The core system system would essentially boast key corridors from Louisville, Kentucky - Chicago - Twin Cities Seattle, Chicago - Kansas City - El Paso, Chicago - Denver, and Chicago - Kansas City - Fort Worth/Dallas - Houston/San Antonio.
In the pre-Staggers Act era it is generally believed the Interstate Commerce Commission was against, and typically openly hostile, towards the abandonment of any rail line, no matter how insignificant.
I asked author Brian Holtz how they planned to tackle this tricky issue. His response was the following:
"In Chapters 7 and 8, we divided each railroad into core lines and marginal branch lines. Internal organizational reporting structures for railroads are not subject to ICC control so we split the merging organizations at the presidential reporting level.

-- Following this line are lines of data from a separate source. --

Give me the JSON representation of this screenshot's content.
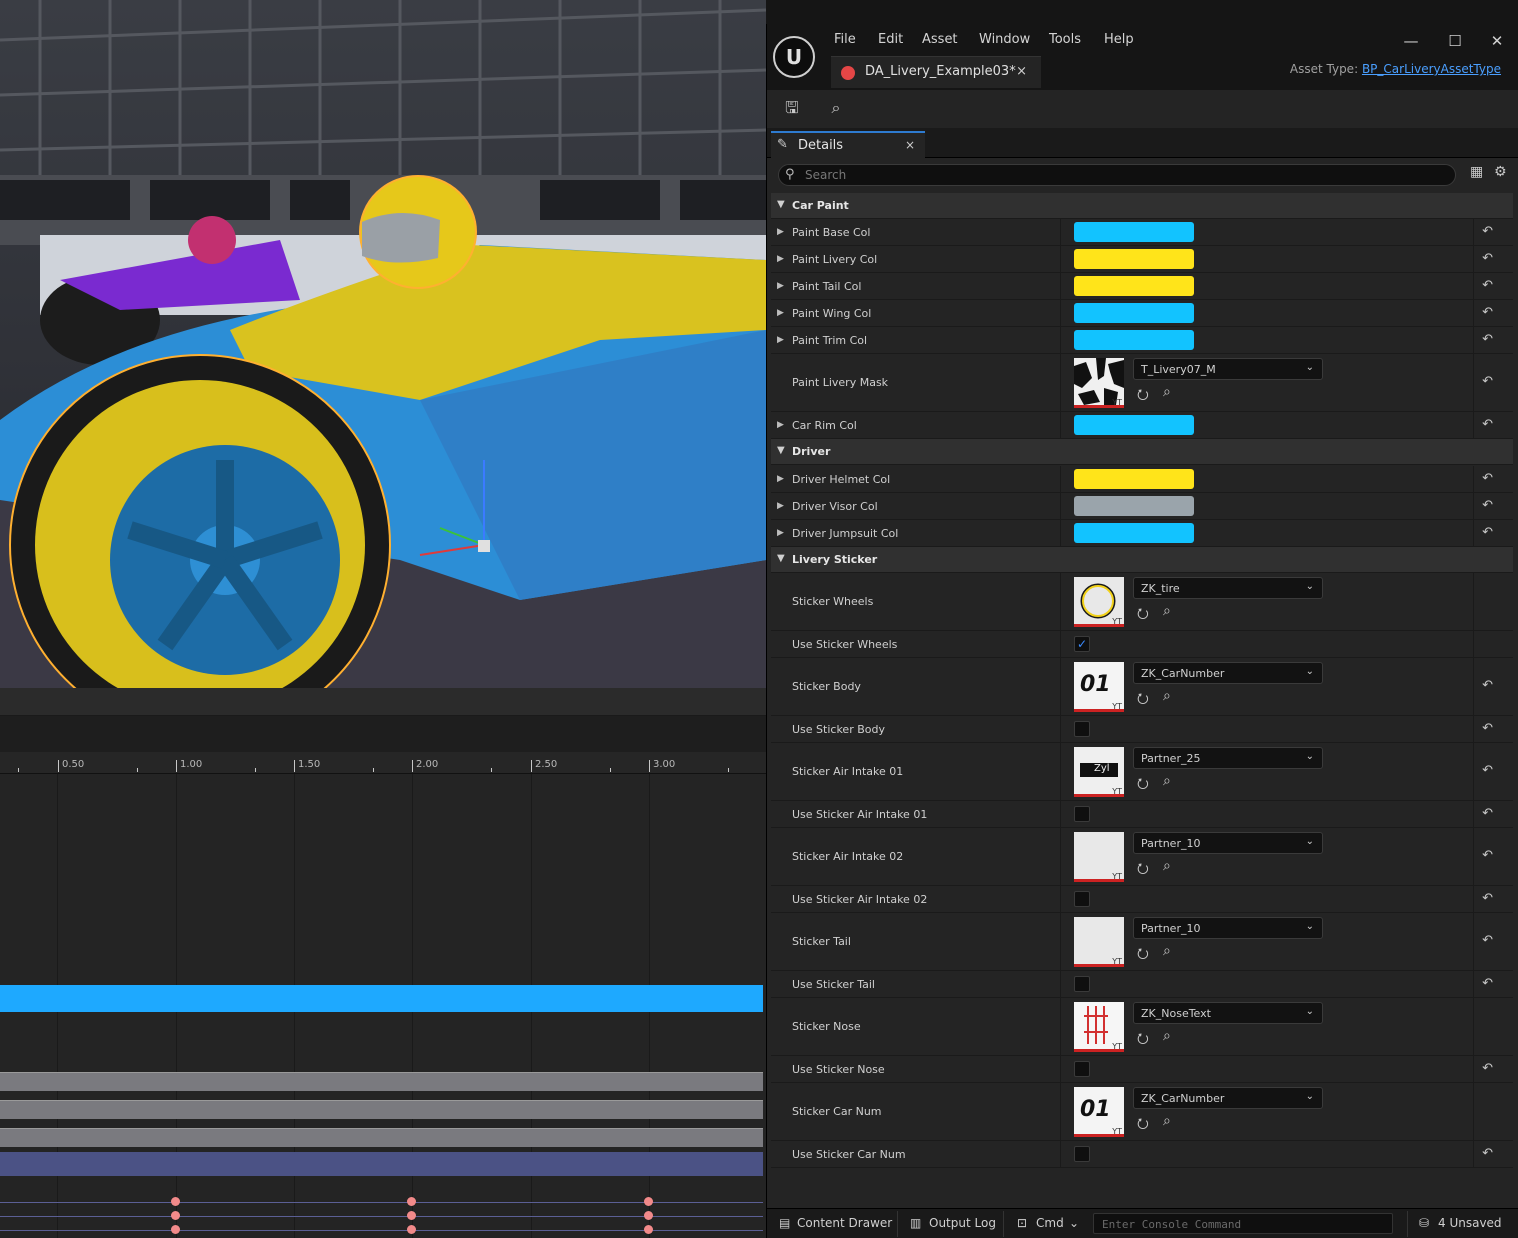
{
  "menu": {
    "items": [
      "File",
      "Edit",
      "Asset",
      "Window",
      "Tools",
      "Help"
    ]
  },
  "document_tab": {
    "label": "DA_Livery_Example03*",
    "close": "×"
  },
  "asset_type": {
    "label": "Asset Type:",
    "value": "BP_CarLiveryAssetType"
  },
  "details_tab": {
    "label": "Details",
    "close": "×"
  },
  "search": {
    "placeholder": "Search"
  },
  "categories": {
    "car_paint": "Car Paint",
    "driver": "Driver",
    "livery_sticker": "Livery Sticker"
  },
  "properties": {
    "paint_base_col": {
      "label": "Paint Base Col",
      "color": "#12c3ff"
    },
    "paint_livery_col": {
      "label": "Paint Livery Col",
      "color": "#ffe41a"
    },
    "paint_tail_col": {
      "label": "Paint Tail Col",
      "color": "#ffe41a"
    },
    "paint_wing_col": {
      "label": "Paint Wing Col",
      "color": "#12c3ff"
    },
    "paint_trim_col": {
      "label": "Paint Trim Col",
      "color": "#12c3ff"
    },
    "paint_livery_mask": {
      "label": "Paint Livery Mask",
      "asset": "T_Livery07_M"
    },
    "car_rim_col": {
      "label": "Car Rim Col",
      "color": "#12c3ff"
    },
    "driver_helmet_col": {
      "label": "Driver Helmet Col",
      "color": "#ffe41a"
    },
    "driver_visor_col": {
      "label": "Driver Visor Col",
      "color": "#9aa4ab"
    },
    "driver_jumpsuit_col": {
      "label": "Driver Jumpsuit Col",
      "color": "#12c3ff"
    },
    "sticker_wheels": {
      "label": "Sticker Wheels",
      "asset": "ZK_tire"
    },
    "use_sticker_wheels": {
      "label": "Use Sticker Wheels",
      "checked": true
    },
    "sticker_body": {
      "label": "Sticker Body",
      "asset": "ZK_CarNumber"
    },
    "use_sticker_body": {
      "label": "Use Sticker Body",
      "checked": false
    },
    "sticker_air_intake_01": {
      "label": "Sticker Air Intake 01",
      "asset": "Partner_25"
    },
    "use_sticker_air_intake_01": {
      "label": "Use Sticker Air Intake 01",
      "checked": false
    },
    "sticker_air_intake_02": {
      "label": "Sticker Air Intake 02",
      "asset": "Partner_10"
    },
    "use_sticker_air_intake_02": {
      "label": "Use Sticker Air Intake 02",
      "checked": false
    },
    "sticker_tail": {
      "label": "Sticker Tail",
      "asset": "Partner_10"
    },
    "use_sticker_tail": {
      "label": "Use Sticker Tail",
      "checked": false
    },
    "sticker_nose": {
      "label": "Sticker Nose",
      "asset": "ZK_NoseText"
    },
    "use_sticker_nose": {
      "label": "Use Sticker Nose",
      "checked": false
    },
    "sticker_car_num": {
      "label": "Sticker Car Num",
      "asset": "ZK_CarNumber"
    },
    "use_sticker_car_num": {
      "label": "Use Sticker Car Num",
      "checked": false
    }
  },
  "thumbnails": {
    "car_number_text": "01",
    "partner_25_text": "Zyl",
    "corner_mark": "YT"
  },
  "sequencer": {
    "ticks": [
      "0.50",
      "1.00",
      "1.50",
      "2.00",
      "2.50",
      "3.00"
    ],
    "track_color": "#1ea9ff"
  },
  "status_bar": {
    "content_drawer": "Content Drawer",
    "output_log": "Output Log",
    "cmd": "Cmd",
    "console_placeholder": "Enter Console Command",
    "unsaved": "4 Unsaved"
  }
}
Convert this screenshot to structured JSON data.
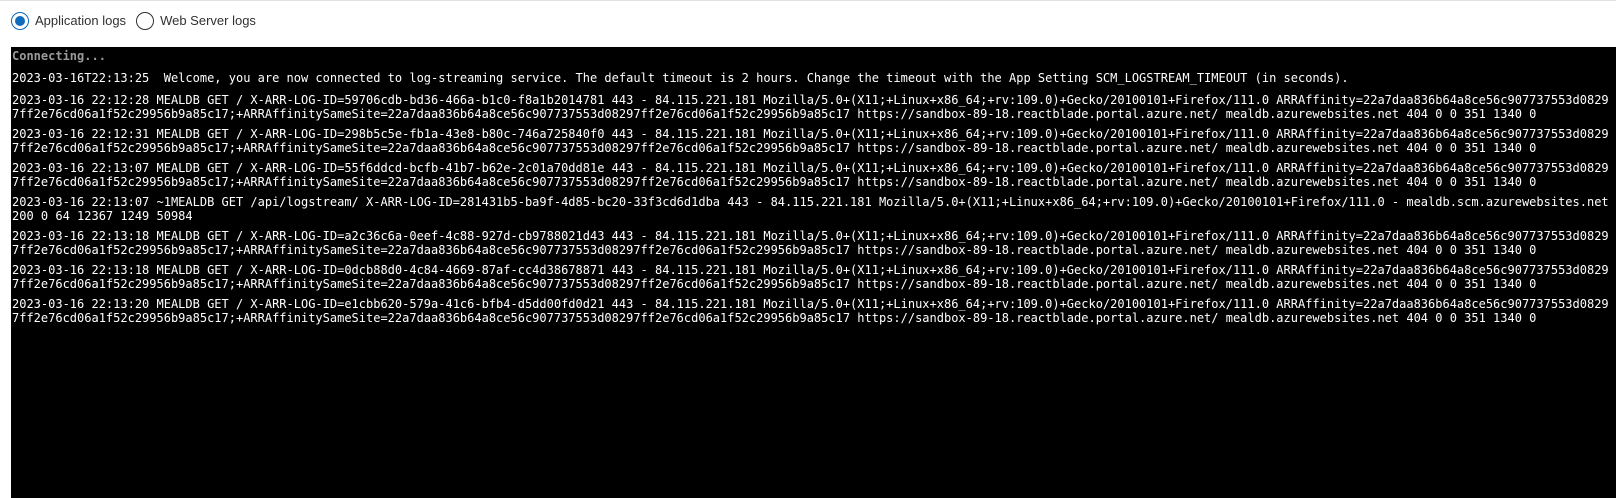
{
  "log_type_selector": {
    "options": [
      {
        "label": "Application logs",
        "selected": true
      },
      {
        "label": "Web Server logs",
        "selected": false
      }
    ],
    "accent_color": "#0f6cbd"
  },
  "console": {
    "status": "Connecting...",
    "welcome": "2023-03-16T22:13:25  Welcome, you are now connected to log-streaming service. The default timeout is 2 hours. Change the timeout with the App Setting SCM_LOGSTREAM_TIMEOUT (in seconds).",
    "entries": [
      "2023-03-16 22:12:28 MEALDB GET / X-ARR-LOG-ID=59706cdb-bd36-466a-b1c0-f8a1b2014781 443 - 84.115.221.181 Mozilla/5.0+(X11;+Linux+x86_64;+rv:109.0)+Gecko/20100101+Firefox/111.0 ARRAffinity=22a7daa836b64a8ce56c907737553d08297ff2e76cd06a1f52c29956b9a85c17;+ARRAffinitySameSite=22a7daa836b64a8ce56c907737553d08297ff2e76cd06a1f52c29956b9a85c17 https://sandbox-89-18.reactblade.portal.azure.net/ mealdb.azurewebsites.net 404 0 0 351 1340 0",
      "2023-03-16 22:12:31 MEALDB GET / X-ARR-LOG-ID=298b5c5e-fb1a-43e8-b80c-746a725840f0 443 - 84.115.221.181 Mozilla/5.0+(X11;+Linux+x86_64;+rv:109.0)+Gecko/20100101+Firefox/111.0 ARRAffinity=22a7daa836b64a8ce56c907737553d08297ff2e76cd06a1f52c29956b9a85c17;+ARRAffinitySameSite=22a7daa836b64a8ce56c907737553d08297ff2e76cd06a1f52c29956b9a85c17 https://sandbox-89-18.reactblade.portal.azure.net/ mealdb.azurewebsites.net 404 0 0 351 1340 0",
      "2023-03-16 22:13:07 MEALDB GET / X-ARR-LOG-ID=55f6ddcd-bcfb-41b7-b62e-2c01a70dd81e 443 - 84.115.221.181 Mozilla/5.0+(X11;+Linux+x86_64;+rv:109.0)+Gecko/20100101+Firefox/111.0 ARRAffinity=22a7daa836b64a8ce56c907737553d08297ff2e76cd06a1f52c29956b9a85c17;+ARRAffinitySameSite=22a7daa836b64a8ce56c907737553d08297ff2e76cd06a1f52c29956b9a85c17 https://sandbox-89-18.reactblade.portal.azure.net/ mealdb.azurewebsites.net 404 0 0 351 1340 0",
      "2023-03-16 22:13:07 ~1MEALDB GET /api/logstream/ X-ARR-LOG-ID=281431b5-ba9f-4d85-bc20-33f3cd6d1dba 443 - 84.115.221.181 Mozilla/5.0+(X11;+Linux+x86_64;+rv:109.0)+Gecko/20100101+Firefox/111.0 - mealdb.scm.azurewebsites.net 200 0 64 12367 1249 50984",
      "2023-03-16 22:13:18 MEALDB GET / X-ARR-LOG-ID=a2c36c6a-0eef-4c88-927d-cb9788021d43 443 - 84.115.221.181 Mozilla/5.0+(X11;+Linux+x86_64;+rv:109.0)+Gecko/20100101+Firefox/111.0 ARRAffinity=22a7daa836b64a8ce56c907737553d08297ff2e76cd06a1f52c29956b9a85c17;+ARRAffinitySameSite=22a7daa836b64a8ce56c907737553d08297ff2e76cd06a1f52c29956b9a85c17 https://sandbox-89-18.reactblade.portal.azure.net/ mealdb.azurewebsites.net 404 0 0 351 1340 0",
      "2023-03-16 22:13:18 MEALDB GET / X-ARR-LOG-ID=0dcb88d0-4c84-4669-87af-cc4d38678871 443 - 84.115.221.181 Mozilla/5.0+(X11;+Linux+x86_64;+rv:109.0)+Gecko/20100101+Firefox/111.0 ARRAffinity=22a7daa836b64a8ce56c907737553d08297ff2e76cd06a1f52c29956b9a85c17;+ARRAffinitySameSite=22a7daa836b64a8ce56c907737553d08297ff2e76cd06a1f52c29956b9a85c17 https://sandbox-89-18.reactblade.portal.azure.net/ mealdb.azurewebsites.net 404 0 0 351 1340 0",
      "2023-03-16 22:13:20 MEALDB GET / X-ARR-LOG-ID=e1cbb620-579a-41c6-bfb4-d5dd00fd0d21 443 - 84.115.221.181 Mozilla/5.0+(X11;+Linux+x86_64;+rv:109.0)+Gecko/20100101+Firefox/111.0 ARRAffinity=22a7daa836b64a8ce56c907737553d08297ff2e76cd06a1f52c29956b9a85c17;+ARRAffinitySameSite=22a7daa836b64a8ce56c907737553d08297ff2e76cd06a1f52c29956b9a85c17 https://sandbox-89-18.reactblade.portal.azure.net/ mealdb.azurewebsites.net 404 0 0 351 1340 0"
    ]
  }
}
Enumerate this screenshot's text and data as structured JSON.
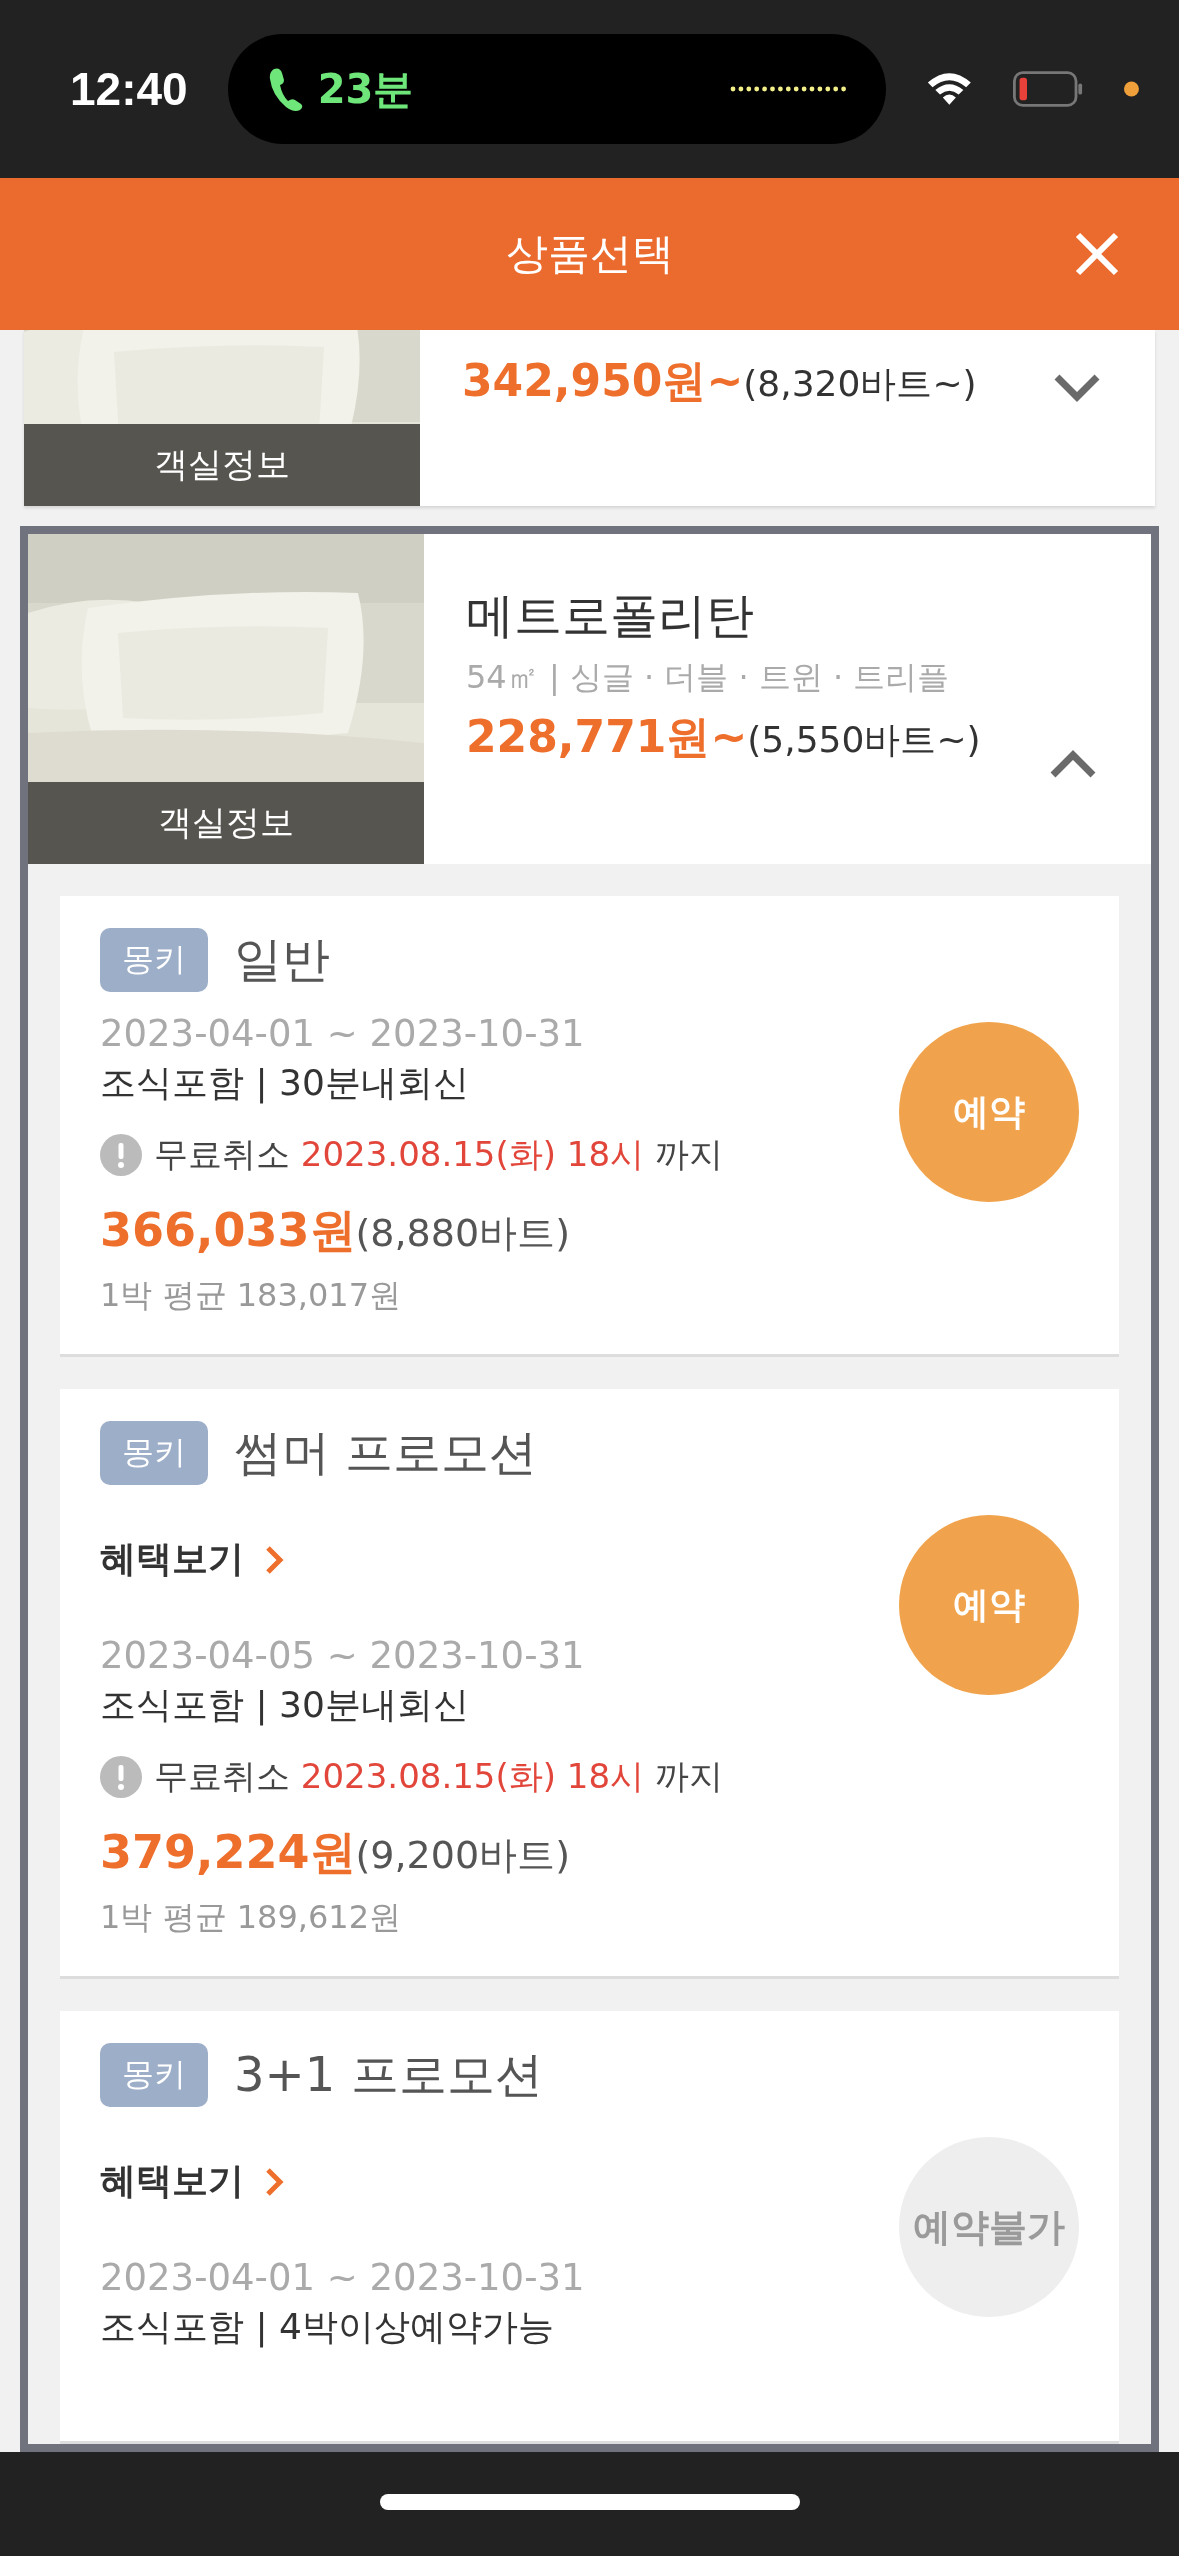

This gives us the opportunity to develop financial reporting for each marginal branch line and address costs and a multitude of solutions prior to ultimate abandonment.
I was licensed to practice before the ICC (grandfathered to the STB) and found the ICC more reasonable than portrayed in the 1960’s when given good economic logic, efforts to succeed and alternative use of resources. As proof, I submit the many successful passenger train off petitions prior to Amtrak.
Railroad managers post World War Two only operated what was there, never rethinking the need, purpose and improving route structures."
One of the most interesting concepts I found in the book was the reuse/repurposing of abandoned rights-of-way. Instead of allowing the property to be written off, the authors propose retaining these corridors for land-lease purposes thereby not only providing continued revenue from them but also retention for possible future use.
The book states: "Our organization will maintain land ownership and lease the land under branch lines that are sold or abandoned. Maximizing revenue of all current and sold corridor development could be a high margin revenue contributor.
With this in mind, our newly formed Real Estate Group, will go about developing a branch line valuation plan of our excess right-of-ways [sic] (ROW's). This will assist us in establishing lease payments, fixed or continuous, and lengths of contracts.
Demand for this excess ROW would come from longitudinal users, adjacent property owners, or other potential non-contiguous users. Utility and communication companies would most likely prefer trenching their lines in the ROW, which provides security and safety to their investment."
In my many years of studying rail history, and abandonments, I have never read of such a radical concept. Had companies conceived such strategies, even as late as the 1970s and 1980s, it would not only have provided an additional (and lucrative) revenue stream but also retained ROW's for future rail use.
If this proposed Chicago Pacific Corporation had been created (the bankrupt Rock Island of 1977 created a similarly named company, used only to sell the company's assets), there is little doubt it would have been successful.
Brian Holtz worked in transportation and distribution at Kansas City Southern, A.E. Staley, Joseph Schlitz Brewing, Universal Foods, New Zealand Dairy Products, Kingsley Consulting, Southern Pacific, Arkansas Midland Railroad, and Creative Railroading.
Brian Sigstad spent time at the Milwaukee Road directly out of high school to put himself through college. He later retired at Northwestern Bell at the age of 47 where he was head of land, structures, and rights-of-way.
The two others also had help with the book from longtime friend Dennis Opferman who began his career at the Rock Island and later worked for BNSF before retiring. As a former employee he always had great interest in the company and wondering if it could have avoided its 1977 bankruptcy and eventual liquidation.